Mercury Levels In Today's Ocean Fish

Ocean fish contained much less mercury, DDT and other toxins


Although fish is considered good for your health, science has been warning about high levels of mercury and other pollutants in ocean fish for years.

However, a major review from the Scripps Institution of Oceanography in La Jolla, California, found steady decreases in contaminants.

Among the contaminants that have dropped significantly over the last 40 years are mercury, DDT and polychlorinated biphenyls, or PCBs. DDT is an insecticide and PCBs are found in many plastics.

In high concentrations, the Scripps researchers note these chemicals can cause cancer, neurological disorders, birth defects and thyroid problems in humans.

Stuart Sandin, PhD, a marine biologist at Scripps, led the study. Dr. Sandin and colleagues analyzed data from more than 2,600 studies from all over the world.

"There's just a lot more complexity out there," Dr. Sandin said in an interview for an article in the Los Angeles Times. "The pollution does not stay in one place. We thought that we would find something like that. But when you start increasing the scale, that predictability goes away. We didn't find any evidence that when you're near shore versus 100 miles offshore that you had more or less chemicals in the seafood."
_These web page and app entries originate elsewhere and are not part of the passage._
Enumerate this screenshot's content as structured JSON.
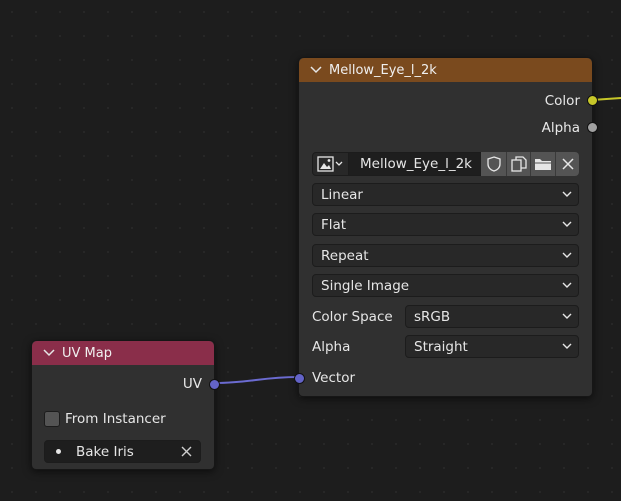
{
  "image_node": {
    "title": "Mellow_Eye_l_2k",
    "header_color": "#7a4a1e",
    "outputs": [
      {
        "label": "Color",
        "socket_color": "#c7c729"
      },
      {
        "label": "Alpha",
        "socket_color": "#a1a1a1"
      }
    ],
    "image_field": {
      "name": "Mellow_Eye_l_2k",
      "icons": [
        "image-browse-icon",
        "fake-user-shield-icon",
        "duplicate-icon",
        "open-folder-icon",
        "unlink-x-icon"
      ]
    },
    "interpolation": "Linear",
    "projection": "Flat",
    "extension": "Repeat",
    "source": "Single Image",
    "color_space_label": "Color Space",
    "color_space_value": "sRGB",
    "alpha_label": "Alpha",
    "alpha_value": "Straight",
    "input_label": "Vector",
    "input_socket_color": "#6363c7"
  },
  "uvmap_node": {
    "title": "UV Map",
    "header_color": "#8a2e4a",
    "output_label": "UV",
    "output_socket_color": "#6363c7",
    "from_instancer_label": "From Instancer",
    "from_instancer_checked": false,
    "uv_layer_value": "Bake Iris"
  },
  "link_color": "#6b6bd1",
  "color_link_color": "#c7c729"
}
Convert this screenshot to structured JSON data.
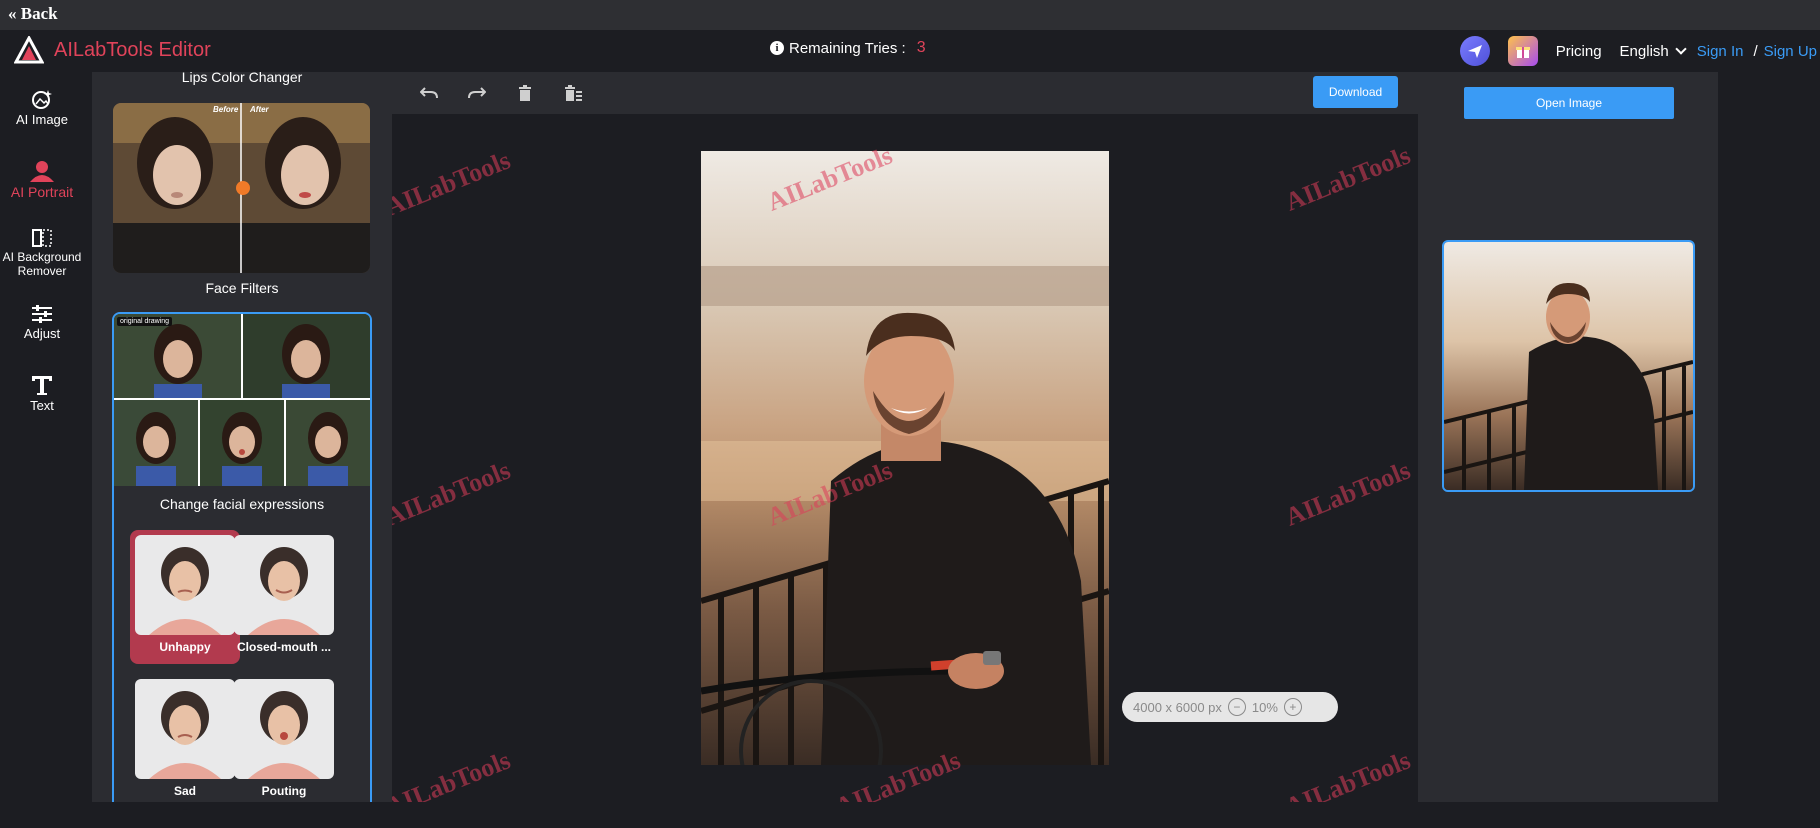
{
  "back": {
    "label": "« Back"
  },
  "app": {
    "title": "AILabTools Editor"
  },
  "tries": {
    "label": "Remaining Tries :",
    "count": "3"
  },
  "nav": {
    "pricing": "Pricing",
    "language": "English",
    "sign_in": "Sign In",
    "separator": "/",
    "sign_up": "Sign Up"
  },
  "rail": {
    "items": [
      {
        "label": "AI Image",
        "icon": "ai-image-icon"
      },
      {
        "label": "AI Portrait",
        "icon": "portrait-icon",
        "active": true
      },
      {
        "label": "AI Background Remover",
        "icon": "background-remover-icon"
      },
      {
        "label": "Adjust",
        "icon": "sliders-icon"
      },
      {
        "label": "Text",
        "icon": "text-icon"
      }
    ]
  },
  "tools": {
    "lips_title": "Lips Color Changer",
    "before": "Before",
    "after": "After",
    "face_filters_title": "Face Filters",
    "original_label": "original drawing",
    "expressions_title": "Change facial expressions",
    "expressions": [
      {
        "label": "Unhappy",
        "selected": true
      },
      {
        "label": "Closed-mouth ...",
        "selected": false
      },
      {
        "label": "Sad",
        "selected": false
      },
      {
        "label": "Pouting",
        "selected": false
      }
    ]
  },
  "toolbar": {
    "download": "Download",
    "icons": [
      "undo-icon",
      "redo-icon",
      "delete-icon",
      "delete-all-icon"
    ]
  },
  "canvas": {
    "watermark": "AILabTools",
    "dimensions": "4000 x 6000 px",
    "zoom": "10%"
  },
  "right": {
    "open_image": "Open Image"
  },
  "colors": {
    "accent_red": "#e0435a",
    "accent_blue": "#3a9bf5",
    "panel": "#2b2c31",
    "background": "#1c1d22"
  }
}
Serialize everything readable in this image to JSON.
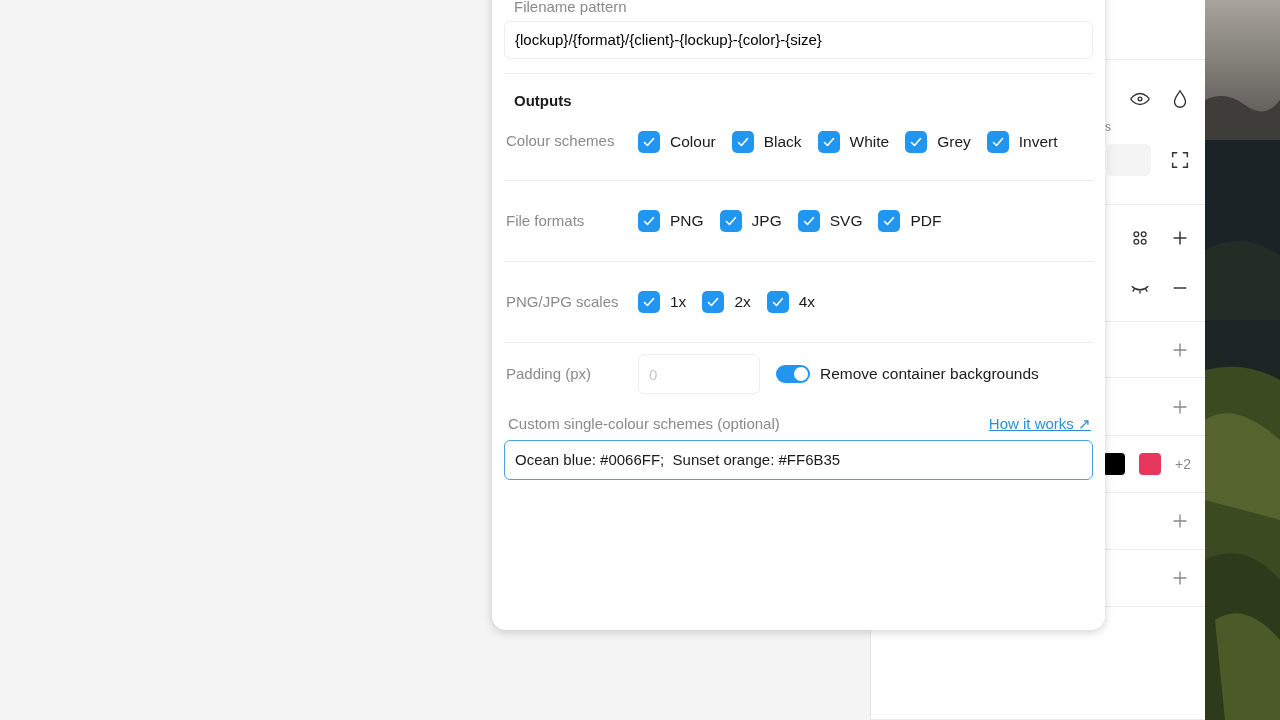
{
  "dialog": {
    "filename_pattern": {
      "label": "Filename pattern",
      "value": "{lockup}/{format}/{client}-{lockup}-{color}-{size}"
    },
    "outputs": {
      "title": "Outputs",
      "groups": [
        {
          "label": "Colour schemes",
          "options": [
            {
              "label": "Colour",
              "checked": true
            },
            {
              "label": "Black",
              "checked": true
            },
            {
              "label": "White",
              "checked": true
            },
            {
              "label": "Grey",
              "checked": true
            },
            {
              "label": "Invert",
              "checked": true
            }
          ]
        },
        {
          "label": "File formats",
          "options": [
            {
              "label": "PNG",
              "checked": true
            },
            {
              "label": "JPG",
              "checked": true
            },
            {
              "label": "SVG",
              "checked": true
            },
            {
              "label": "PDF",
              "checked": true
            }
          ]
        },
        {
          "label": "PNG/JPG scales",
          "options": [
            {
              "label": "1x",
              "checked": true
            },
            {
              "label": "2x",
              "checked": true
            },
            {
              "label": "4x",
              "checked": true
            }
          ]
        }
      ]
    },
    "padding": {
      "label": "Padding (px)",
      "placeholder": "0"
    },
    "remove_backgrounds": {
      "label": "Remove container backgrounds",
      "on": true
    },
    "custom_schemes": {
      "label": "Custom single-colour schemes (optional)",
      "link": "How it works ↗",
      "value": "Ocean blue: #0066FF;  Sunset orange: #FF6B35"
    }
  },
  "side_panel": {
    "rows": [
      {
        "kind": "blank"
      },
      {
        "kind": "view",
        "hint": "s"
      },
      {
        "kind": "layers"
      },
      {
        "kind": "add"
      },
      {
        "kind": "add"
      },
      {
        "kind": "swatches",
        "swatches": [
          {
            "color": "#000000"
          },
          {
            "color": "#e8375c"
          }
        ],
        "more": "+2"
      },
      {
        "kind": "add"
      },
      {
        "kind": "add"
      },
      {
        "kind": "blank"
      }
    ]
  }
}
Fish samples in the studies were collected between 1969 and 2012. During that period, clean-water regulations and other factors have decreased the amount of agricultural and industrial contamination of the oceans.

Mercury levels in fish dropped about 50 percent. PCB levels dropped more than 90 percent.

Fish samples varied greatly in contamination levels. The location of harvest did not affect contamination levels, as even fish from the same school might have different levels of contamination.

Dr. Sandin and colleagues also found that even small fish like mackerel and sardines had contaminants. Previously, scientists believed pollutants were concentrated in the larger fish at the top of the marine food chain.

Dr. Sandin and team cautioned that while this is good news, most fish still have levels too high for frequent consumption. Eating fish two or three times a week is probably OK, they said.

The study was published in the February issue of PeerJ.

Funding for the study was provided by the Waitt Foundation and the US National Science Foundation.

None of the authors reported a conflict of interest.